* **ACTIVITY**
Pictures do not belong in the copy; restate the records below word for word.

--- DATA FOR THE TASK Enclosed Below ---

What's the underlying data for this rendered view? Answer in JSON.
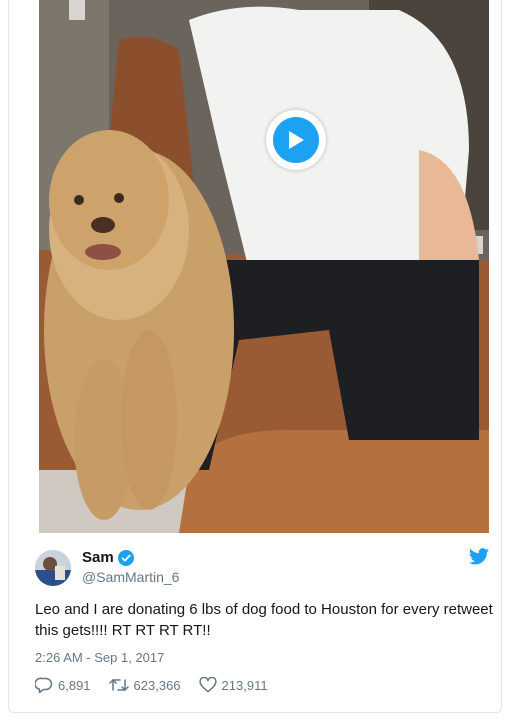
{
  "media": {
    "type": "video",
    "play_icon": "play-icon"
  },
  "tweet": {
    "author_name": "Sam",
    "verified_icon": "verified-badge-icon",
    "handle": "@SamMartin_6",
    "text": "Leo and I are donating 6 lbs of dog food to Houston for every retweet this gets!!!! RT RT RT RT!!",
    "timestamp": "2:26 AM - Sep 1, 2017",
    "replies": "6,891",
    "retweets": "623,366",
    "likes": "213,911",
    "brand_icon": "twitter-bird-icon"
  },
  "colors": {
    "accent": "#1da1f2",
    "text": "#14171a",
    "muted": "#657786"
  }
}
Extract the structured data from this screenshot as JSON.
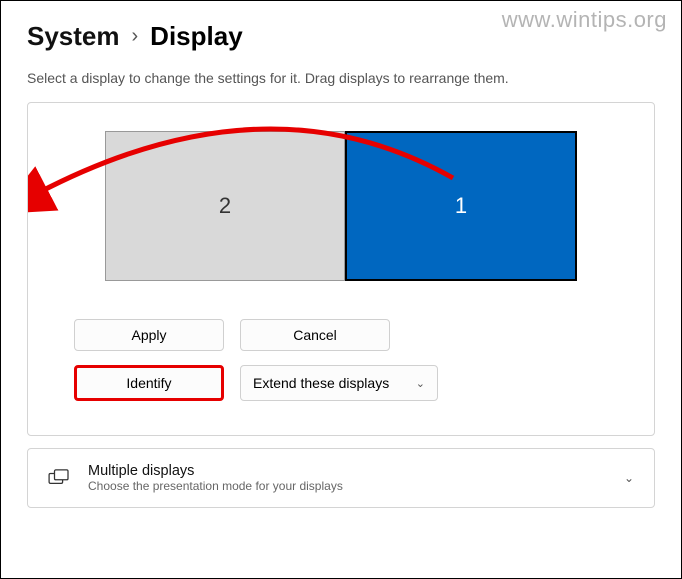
{
  "watermark": "www.wintips.org",
  "breadcrumb": {
    "parent": "System",
    "current": "Display"
  },
  "subtitle": "Select a display to change the settings for it. Drag displays to rearrange them.",
  "displays": {
    "left": "2",
    "right": "1"
  },
  "buttons": {
    "apply": "Apply",
    "cancel": "Cancel",
    "identify": "Identify"
  },
  "dropdown": {
    "selected": "Extend these displays"
  },
  "multiple": {
    "title": "Multiple displays",
    "subtitle": "Choose the presentation mode for your displays"
  }
}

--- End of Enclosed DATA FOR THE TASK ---

* **EXERCISE RESULT**
What's the underlying data for this rendered view? Answer in JSON.
{
  "media": {
    "type": "video",
    "play_icon": "play-icon"
  },
  "tweet": {
    "author_name": "Sam",
    "verified_icon": "verified-badge-icon",
    "handle": "@SamMartin_6",
    "text": "Leo and I are donating 6 lbs of dog food to Houston for every retweet this gets!!!! RT RT RT RT!!",
    "timestamp": "2:26 AM - Sep 1, 2017",
    "replies": "6,891",
    "retweets": "623,366",
    "likes": "213,911",
    "brand_icon": "twitter-bird-icon"
  },
  "colors": {
    "accent": "#1da1f2",
    "text": "#14171a",
    "muted": "#657786"
  }
}
Extract the structured data from this screenshot as JSON.
{
  "watermark": "www.wintips.org",
  "breadcrumb": {
    "parent": "System",
    "current": "Display"
  },
  "subtitle": "Select a display to change the settings for it. Drag displays to rearrange them.",
  "displays": {
    "left": "2",
    "right": "1"
  },
  "buttons": {
    "apply": "Apply",
    "cancel": "Cancel",
    "identify": "Identify"
  },
  "dropdown": {
    "selected": "Extend these displays"
  },
  "multiple": {
    "title": "Multiple displays",
    "subtitle": "Choose the presentation mode for your displays"
  }
}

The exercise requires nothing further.